▶ **What is required**: Your reply should be made up of every line in the records below that holds the string "icon".

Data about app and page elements
▶

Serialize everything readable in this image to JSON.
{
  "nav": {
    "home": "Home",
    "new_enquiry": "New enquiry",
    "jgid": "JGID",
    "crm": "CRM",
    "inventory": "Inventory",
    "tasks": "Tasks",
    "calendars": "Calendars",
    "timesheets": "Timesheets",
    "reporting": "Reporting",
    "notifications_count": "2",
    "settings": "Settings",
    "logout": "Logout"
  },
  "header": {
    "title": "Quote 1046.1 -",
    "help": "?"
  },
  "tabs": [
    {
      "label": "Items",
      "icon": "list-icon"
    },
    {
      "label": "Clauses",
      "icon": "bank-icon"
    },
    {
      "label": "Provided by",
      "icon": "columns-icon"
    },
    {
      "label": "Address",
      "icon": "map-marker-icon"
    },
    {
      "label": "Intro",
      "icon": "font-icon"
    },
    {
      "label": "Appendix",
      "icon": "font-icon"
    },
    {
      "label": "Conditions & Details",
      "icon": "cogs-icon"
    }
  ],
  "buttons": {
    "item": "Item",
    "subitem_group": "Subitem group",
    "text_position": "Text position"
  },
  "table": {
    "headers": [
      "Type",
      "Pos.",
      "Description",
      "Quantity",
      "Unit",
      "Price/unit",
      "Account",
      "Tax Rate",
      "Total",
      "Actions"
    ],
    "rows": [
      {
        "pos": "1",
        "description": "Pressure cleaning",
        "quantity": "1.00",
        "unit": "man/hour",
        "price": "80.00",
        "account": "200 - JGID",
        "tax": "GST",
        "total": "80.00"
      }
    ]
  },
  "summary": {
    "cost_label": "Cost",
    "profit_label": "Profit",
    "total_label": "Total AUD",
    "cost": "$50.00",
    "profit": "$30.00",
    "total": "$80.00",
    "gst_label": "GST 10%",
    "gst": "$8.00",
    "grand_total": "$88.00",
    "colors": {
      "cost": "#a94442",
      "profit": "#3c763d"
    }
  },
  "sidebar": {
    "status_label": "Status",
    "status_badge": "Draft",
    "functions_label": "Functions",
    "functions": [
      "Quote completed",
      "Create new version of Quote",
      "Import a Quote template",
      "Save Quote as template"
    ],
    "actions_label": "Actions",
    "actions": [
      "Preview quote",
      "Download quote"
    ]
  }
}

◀
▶

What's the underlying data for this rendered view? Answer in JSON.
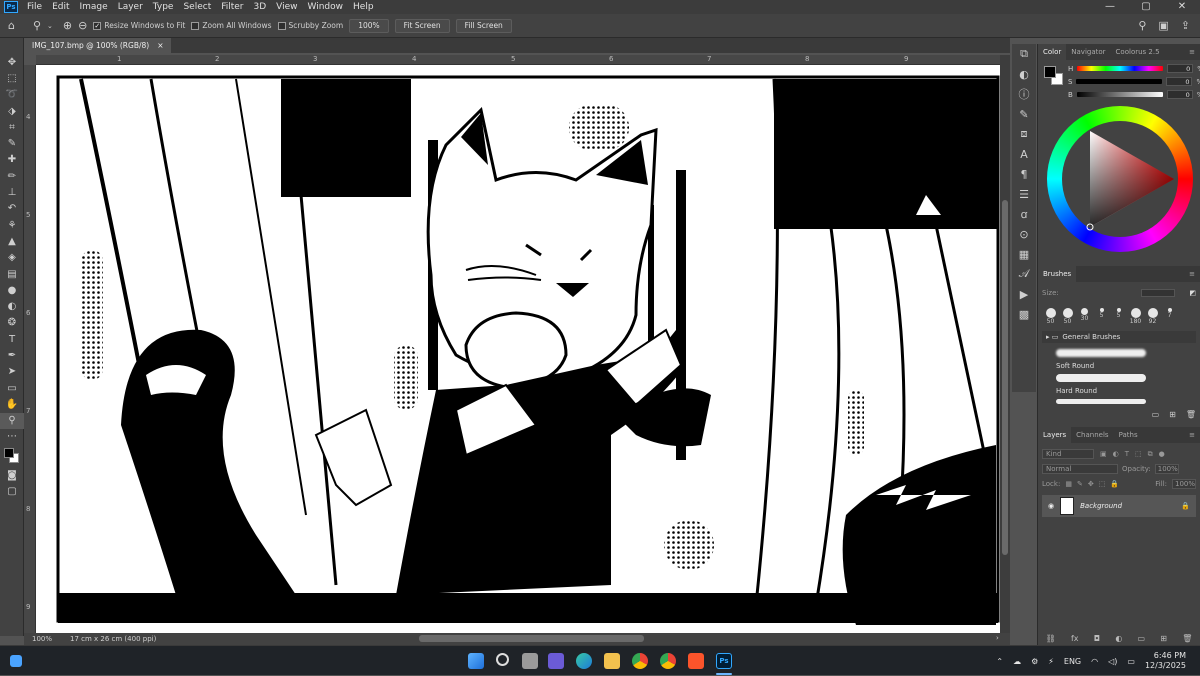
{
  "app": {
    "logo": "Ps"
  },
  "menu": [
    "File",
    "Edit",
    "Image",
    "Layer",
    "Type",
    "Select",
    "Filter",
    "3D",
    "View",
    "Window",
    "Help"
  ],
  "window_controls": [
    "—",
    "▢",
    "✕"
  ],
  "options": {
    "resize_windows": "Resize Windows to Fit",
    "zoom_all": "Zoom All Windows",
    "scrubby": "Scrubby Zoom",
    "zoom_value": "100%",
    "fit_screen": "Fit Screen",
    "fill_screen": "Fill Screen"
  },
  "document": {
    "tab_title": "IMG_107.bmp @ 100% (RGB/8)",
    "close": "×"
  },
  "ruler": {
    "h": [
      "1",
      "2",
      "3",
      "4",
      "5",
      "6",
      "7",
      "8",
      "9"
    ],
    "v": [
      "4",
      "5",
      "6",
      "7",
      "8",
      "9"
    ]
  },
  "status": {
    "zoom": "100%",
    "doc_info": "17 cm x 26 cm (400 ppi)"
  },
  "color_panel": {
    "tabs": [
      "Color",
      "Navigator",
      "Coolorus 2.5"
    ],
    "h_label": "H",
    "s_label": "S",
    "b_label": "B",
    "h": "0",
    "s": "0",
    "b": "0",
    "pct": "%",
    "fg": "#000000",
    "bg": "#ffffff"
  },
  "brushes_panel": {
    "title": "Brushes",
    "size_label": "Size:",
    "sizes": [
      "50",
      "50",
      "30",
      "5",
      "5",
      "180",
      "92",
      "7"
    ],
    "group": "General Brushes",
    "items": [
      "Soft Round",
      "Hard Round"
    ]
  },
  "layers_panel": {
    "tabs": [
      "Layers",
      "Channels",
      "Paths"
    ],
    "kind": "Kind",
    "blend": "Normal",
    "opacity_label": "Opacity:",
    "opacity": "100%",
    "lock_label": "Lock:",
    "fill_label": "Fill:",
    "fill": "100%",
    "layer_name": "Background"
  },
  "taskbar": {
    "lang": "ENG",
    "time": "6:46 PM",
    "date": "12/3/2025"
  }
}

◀

▶ **Answer area**:
      "icon": "list-icon"
      "icon": "bank-icon"
      "icon": "columns-icon"
      "icon": "map-marker-icon"
      "icon": "font-icon"
      "icon": "font-icon"
      "icon": "cogs-icon"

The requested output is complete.